Try some small talk before flirting. Ask “in-depth” questions that require more than a couple of words for an answer. In that same vein, understand that Chinese men tend to be very straightforward with their feelings, something that can be really cool, but might be off-putting if you’re not used to that sort of thing.
Watching how native speakers flirt can give you a better understanding of how a flirty conversation might look. Look for videos on flirting on immersion programs like FluentU, where you’ll also be able to follow along with authentic Chinese videos through interactive subtitles. Alternatively, you could watch a Chinese romance show (or five) and learn how to flirt from the pros.
As always, don’t assume stereotypes are true, either.
- What about our gay, lesbian and transgender friends who want to flirt in China? China is, unfortunately, one of the most unwelcoming nations for LGBT people. It’s important to be safe if you’re not fluent in Mandarin Chinese and wish to flirt with someone you like. Luckily, gay bars and clubs in major cities in Taiwan and China do exist where you can meet other LGBT people. It just takes a little investigating.
What’s the Point of Flirting in Chinese If I’m Not a Native Speaker?
Why should anybody bother learning how to flirt in Chinese if they aren’t already fluent? Is it even worth trying?

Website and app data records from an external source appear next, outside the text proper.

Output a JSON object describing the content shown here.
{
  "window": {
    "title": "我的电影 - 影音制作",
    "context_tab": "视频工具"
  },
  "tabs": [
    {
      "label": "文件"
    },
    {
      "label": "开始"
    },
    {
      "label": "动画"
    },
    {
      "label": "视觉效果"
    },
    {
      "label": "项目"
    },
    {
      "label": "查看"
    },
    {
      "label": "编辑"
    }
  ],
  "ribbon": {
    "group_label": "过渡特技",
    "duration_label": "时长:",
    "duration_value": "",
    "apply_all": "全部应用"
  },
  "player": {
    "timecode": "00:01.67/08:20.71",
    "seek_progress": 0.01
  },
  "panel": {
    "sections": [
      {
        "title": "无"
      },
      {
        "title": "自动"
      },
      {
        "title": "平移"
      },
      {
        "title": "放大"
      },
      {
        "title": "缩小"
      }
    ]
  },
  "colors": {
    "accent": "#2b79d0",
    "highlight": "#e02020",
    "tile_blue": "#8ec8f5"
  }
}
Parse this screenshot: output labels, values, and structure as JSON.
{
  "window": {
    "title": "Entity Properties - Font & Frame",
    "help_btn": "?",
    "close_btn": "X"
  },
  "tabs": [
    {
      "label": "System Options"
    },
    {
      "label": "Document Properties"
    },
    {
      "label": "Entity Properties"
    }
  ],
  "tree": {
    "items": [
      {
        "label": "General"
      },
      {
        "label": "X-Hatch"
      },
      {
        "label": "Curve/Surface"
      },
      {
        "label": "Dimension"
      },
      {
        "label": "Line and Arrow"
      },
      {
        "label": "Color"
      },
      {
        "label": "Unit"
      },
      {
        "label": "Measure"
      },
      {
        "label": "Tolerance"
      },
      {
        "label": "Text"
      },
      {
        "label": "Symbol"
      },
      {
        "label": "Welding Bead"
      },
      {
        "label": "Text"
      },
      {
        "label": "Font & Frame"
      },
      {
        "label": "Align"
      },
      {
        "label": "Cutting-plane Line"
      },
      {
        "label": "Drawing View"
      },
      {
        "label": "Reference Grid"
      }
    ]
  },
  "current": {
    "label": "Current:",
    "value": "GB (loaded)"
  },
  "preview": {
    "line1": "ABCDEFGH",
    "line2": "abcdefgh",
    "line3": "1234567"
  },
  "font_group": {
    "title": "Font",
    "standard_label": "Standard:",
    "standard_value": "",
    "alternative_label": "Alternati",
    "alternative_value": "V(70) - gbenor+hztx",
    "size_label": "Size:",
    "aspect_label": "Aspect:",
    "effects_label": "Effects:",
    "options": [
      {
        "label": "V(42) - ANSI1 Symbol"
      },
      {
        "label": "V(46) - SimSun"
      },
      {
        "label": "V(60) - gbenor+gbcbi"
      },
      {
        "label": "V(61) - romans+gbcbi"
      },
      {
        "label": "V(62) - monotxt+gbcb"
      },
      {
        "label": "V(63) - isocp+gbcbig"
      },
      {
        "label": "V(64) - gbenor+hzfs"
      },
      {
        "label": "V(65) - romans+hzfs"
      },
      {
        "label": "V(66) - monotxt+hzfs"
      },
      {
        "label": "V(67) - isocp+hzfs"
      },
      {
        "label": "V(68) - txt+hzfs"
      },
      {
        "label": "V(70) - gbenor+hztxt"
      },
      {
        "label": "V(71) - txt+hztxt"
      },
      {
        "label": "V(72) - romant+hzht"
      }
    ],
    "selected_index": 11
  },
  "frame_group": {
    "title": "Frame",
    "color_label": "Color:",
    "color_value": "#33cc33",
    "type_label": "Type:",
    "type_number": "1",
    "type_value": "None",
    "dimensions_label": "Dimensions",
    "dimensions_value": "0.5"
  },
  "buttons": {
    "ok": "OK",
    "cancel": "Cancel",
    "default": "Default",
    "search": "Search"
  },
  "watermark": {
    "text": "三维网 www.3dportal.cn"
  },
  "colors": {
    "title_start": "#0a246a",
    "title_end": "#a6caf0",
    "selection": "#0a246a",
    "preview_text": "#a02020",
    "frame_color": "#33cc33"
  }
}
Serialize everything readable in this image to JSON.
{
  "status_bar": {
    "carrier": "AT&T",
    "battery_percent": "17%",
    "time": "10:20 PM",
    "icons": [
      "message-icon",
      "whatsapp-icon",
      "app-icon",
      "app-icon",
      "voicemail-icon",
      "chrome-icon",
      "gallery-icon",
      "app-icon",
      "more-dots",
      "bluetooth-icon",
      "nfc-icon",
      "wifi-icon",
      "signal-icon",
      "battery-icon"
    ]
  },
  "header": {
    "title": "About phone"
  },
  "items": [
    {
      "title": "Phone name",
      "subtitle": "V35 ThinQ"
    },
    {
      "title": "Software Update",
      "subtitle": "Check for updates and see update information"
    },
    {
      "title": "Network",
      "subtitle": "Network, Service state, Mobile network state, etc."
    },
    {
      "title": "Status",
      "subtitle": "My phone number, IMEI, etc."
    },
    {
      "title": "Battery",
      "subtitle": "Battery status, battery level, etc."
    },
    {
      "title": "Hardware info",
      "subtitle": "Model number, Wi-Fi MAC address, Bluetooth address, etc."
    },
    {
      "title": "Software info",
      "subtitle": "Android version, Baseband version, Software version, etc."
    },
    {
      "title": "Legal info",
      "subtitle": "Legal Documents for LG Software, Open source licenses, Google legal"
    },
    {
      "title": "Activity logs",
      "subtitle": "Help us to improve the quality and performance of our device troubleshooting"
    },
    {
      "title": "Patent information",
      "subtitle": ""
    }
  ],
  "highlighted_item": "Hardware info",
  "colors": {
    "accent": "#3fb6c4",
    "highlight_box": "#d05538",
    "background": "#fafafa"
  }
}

Well, there are many reasons why discovering how to flirt in Mandarin Chinese is useful for language learners:
- Love (or lust) between two people isn’t strictly reserved for speakers of the same language. If you’ve built friendships with someone who speaks a different language than you, or a language you’re far from fluent in, why can’t you build a romantic relationship with someone in the same way?
- Communication is so much more than just spoken language, but it helps. Language is important, but human communication is much more than just words. Just by knowing simple phrases and having an understanding of cultural differences, you can definitely form an intimate bond with someone in Mandarin Chinese.
- It’s easy for some things to get lost in translation—so learning precisely what to say and expect is key. You don’t want to accidentally use the wrong word or tone when it comes to communicating romantic or intimate concepts in the same way you wouldn’t want to slip up and say something silly in your own language while flirting.
- You’ll know when a Chinese person is flirting with you instead of being totally oblivious. Again, cultural differences can be pretty big between Westerners and Chinese people. Understanding the signs of a flirtatious or interested person can help you understand if a Mandarin-speaking person has a crush on you.
As with any guide to flirting in any language, it’s important to mention that rejection happens to everyone.
Don’t be too bummed out if a Mandarin-speaking person isn’t into you. There’s bound to be another fish in the sea, and Chinese people tend to find foreigners charming. Good luck!